▸ **Requirement**
Output the data below exactly, without images.

= = = =

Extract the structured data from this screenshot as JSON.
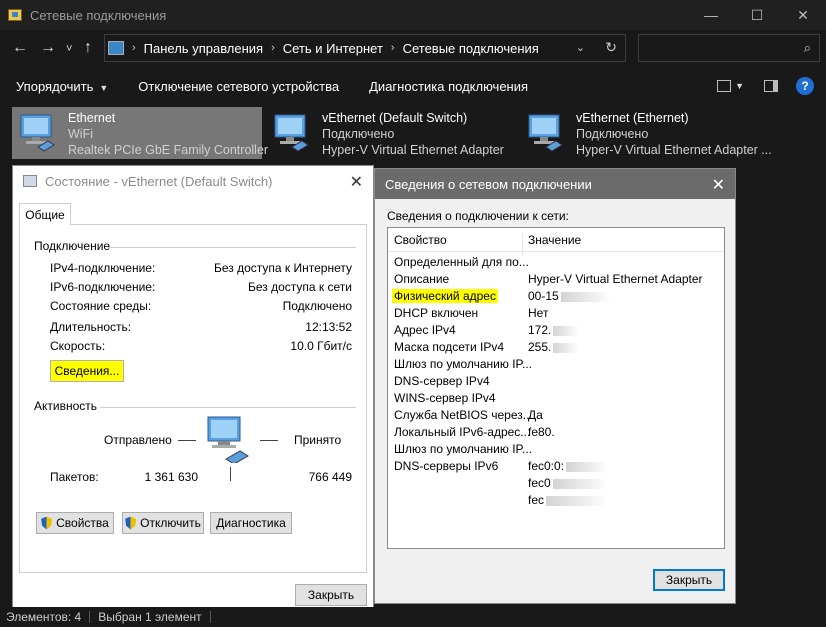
{
  "window": {
    "title": "Сетевые подключения",
    "controls": {
      "minimize": "—",
      "maximize": "☐",
      "close": "✕"
    }
  },
  "nav": {
    "back": "←",
    "forward": "→",
    "recent": "˅",
    "up": "↑",
    "breadcrumbs": [
      "Панель управления",
      "Сеть и Интернет",
      "Сетевые подключения"
    ],
    "search_placeholder": ""
  },
  "toolbar": {
    "organize": "Упорядочить",
    "disconnect": "Отключение сетевого устройства",
    "diagnose": "Диагностика подключения"
  },
  "adapters": [
    {
      "name": "Ethernet",
      "status": "WiFi",
      "device": "Realtek PCIe GbE Family Controller"
    },
    {
      "name": "vEthernet (Default Switch)",
      "status": "Подключено",
      "device": "Hyper-V Virtual Ethernet Adapter"
    },
    {
      "name": "vEthernet (Ethernet)",
      "status": "Подключено",
      "device": "Hyper-V Virtual Ethernet Adapter ..."
    }
  ],
  "status_dialog": {
    "title": "Состояние - vEthernet (Default Switch)",
    "tab": "Общие",
    "connection_section": "Подключение",
    "rows": [
      {
        "label": "IPv4-подключение:",
        "value": "Без доступа к Интернету"
      },
      {
        "label": "IPv6-подключение:",
        "value": "Без доступа к сети"
      },
      {
        "label": "Состояние среды:",
        "value": "Подключено"
      },
      {
        "label": "Длительность:",
        "value": "12:13:52"
      },
      {
        "label": "Скорость:",
        "value": "10.0 Гбит/с"
      }
    ],
    "details_button": "Сведения...",
    "activity_section": "Активность",
    "sent_label": "Отправлено",
    "received_label": "Принято",
    "packets_label": "Пакетов:",
    "packets_sent": "1 361 630",
    "packets_received": "766 449",
    "properties_button": "Свойства",
    "disable_button": "Отключить",
    "diagnose_button": "Диагностика",
    "close_button": "Закрыть"
  },
  "details_dialog": {
    "title": "Сведения о сетевом подключении",
    "subtitle": "Сведения о подключении к сети:",
    "col_property": "Свойство",
    "col_value": "Значение",
    "rows": [
      {
        "property": "Определенный для по...",
        "value": ""
      },
      {
        "property": "Описание",
        "value": "Hyper-V Virtual Ethernet Adapter"
      },
      {
        "property": "Физический адрес",
        "value": "00-15"
      },
      {
        "property": "DHCP включен",
        "value": "Нет"
      },
      {
        "property": "Адрес IPv4",
        "value": "172."
      },
      {
        "property": "Маска подсети IPv4",
        "value": "255."
      },
      {
        "property": "Шлюз по умолчанию IP...",
        "value": ""
      },
      {
        "property": "DNS-сервер IPv4",
        "value": ""
      },
      {
        "property": "WINS-сервер IPv4",
        "value": ""
      },
      {
        "property": "Служба NetBIOS через...",
        "value": "Да"
      },
      {
        "property": "Локальный IPv6-адрес...",
        "value": "fe80."
      },
      {
        "property": "Шлюз по умолчанию IP...",
        "value": ""
      },
      {
        "property": "DNS-серверы IPv6",
        "value": "fec0:0:"
      },
      {
        "property": "",
        "value": "fec0"
      },
      {
        "property": "",
        "value": "fec"
      }
    ],
    "close_button": "Закрыть"
  },
  "statusbar": {
    "items_count": "Элементов: 4",
    "selected": "Выбран 1 элемент"
  },
  "colors": {
    "accent": "#1e6fd1",
    "highlight": "#ffff00",
    "dark_bg": "#191919"
  }
}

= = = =

▸ **Solved problem**
Extract the structured data from this screenshot as JSON.
{
  "window": {
    "title": "Сетевые подключения",
    "controls": {
      "minimize": "—",
      "maximize": "☐",
      "close": "✕"
    }
  },
  "nav": {
    "back": "←",
    "forward": "→",
    "recent": "˅",
    "up": "↑",
    "breadcrumbs": [
      "Панель управления",
      "Сеть и Интернет",
      "Сетевые подключения"
    ],
    "search_placeholder": ""
  },
  "toolbar": {
    "organize": "Упорядочить",
    "disconnect": "Отключение сетевого устройства",
    "diagnose": "Диагностика подключения"
  },
  "adapters": [
    {
      "name": "Ethernet",
      "status": "WiFi",
      "device": "Realtek PCIe GbE Family Controller"
    },
    {
      "name": "vEthernet (Default Switch)",
      "status": "Подключено",
      "device": "Hyper-V Virtual Ethernet Adapter"
    },
    {
      "name": "vEthernet (Ethernet)",
      "status": "Подключено",
      "device": "Hyper-V Virtual Ethernet Adapter ..."
    }
  ],
  "status_dialog": {
    "title": "Состояние - vEthernet (Default Switch)",
    "tab": "Общие",
    "connection_section": "Подключение",
    "rows": [
      {
        "label": "IPv4-подключение:",
        "value": "Без доступа к Интернету"
      },
      {
        "label": "IPv6-подключение:",
        "value": "Без доступа к сети"
      },
      {
        "label": "Состояние среды:",
        "value": "Подключено"
      },
      {
        "label": "Длительность:",
        "value": "12:13:52"
      },
      {
        "label": "Скорость:",
        "value": "10.0 Гбит/с"
      }
    ],
    "details_button": "Сведения...",
    "activity_section": "Активность",
    "sent_label": "Отправлено",
    "received_label": "Принято",
    "packets_label": "Пакетов:",
    "packets_sent": "1 361 630",
    "packets_received": "766 449",
    "properties_button": "Свойства",
    "disable_button": "Отключить",
    "diagnose_button": "Диагностика",
    "close_button": "Закрыть"
  },
  "details_dialog": {
    "title": "Сведения о сетевом подключении",
    "subtitle": "Сведения о подключении к сети:",
    "col_property": "Свойство",
    "col_value": "Значение",
    "rows": [
      {
        "property": "Определенный для по...",
        "value": ""
      },
      {
        "property": "Описание",
        "value": "Hyper-V Virtual Ethernet Adapter"
      },
      {
        "property": "Физический адрес",
        "value": "00-15"
      },
      {
        "property": "DHCP включен",
        "value": "Нет"
      },
      {
        "property": "Адрес IPv4",
        "value": "172."
      },
      {
        "property": "Маска подсети IPv4",
        "value": "255."
      },
      {
        "property": "Шлюз по умолчанию IP...",
        "value": ""
      },
      {
        "property": "DNS-сервер IPv4",
        "value": ""
      },
      {
        "property": "WINS-сервер IPv4",
        "value": ""
      },
      {
        "property": "Служба NetBIOS через...",
        "value": "Да"
      },
      {
        "property": "Локальный IPv6-адрес...",
        "value": "fe80."
      },
      {
        "property": "Шлюз по умолчанию IP...",
        "value": ""
      },
      {
        "property": "DNS-серверы IPv6",
        "value": "fec0:0:"
      },
      {
        "property": "",
        "value": "fec0"
      },
      {
        "property": "",
        "value": "fec"
      }
    ],
    "close_button": "Закрыть"
  },
  "statusbar": {
    "items_count": "Элементов: 4",
    "selected": "Выбран 1 элемент"
  },
  "colors": {
    "accent": "#1e6fd1",
    "highlight": "#ffff00",
    "dark_bg": "#191919"
  }
}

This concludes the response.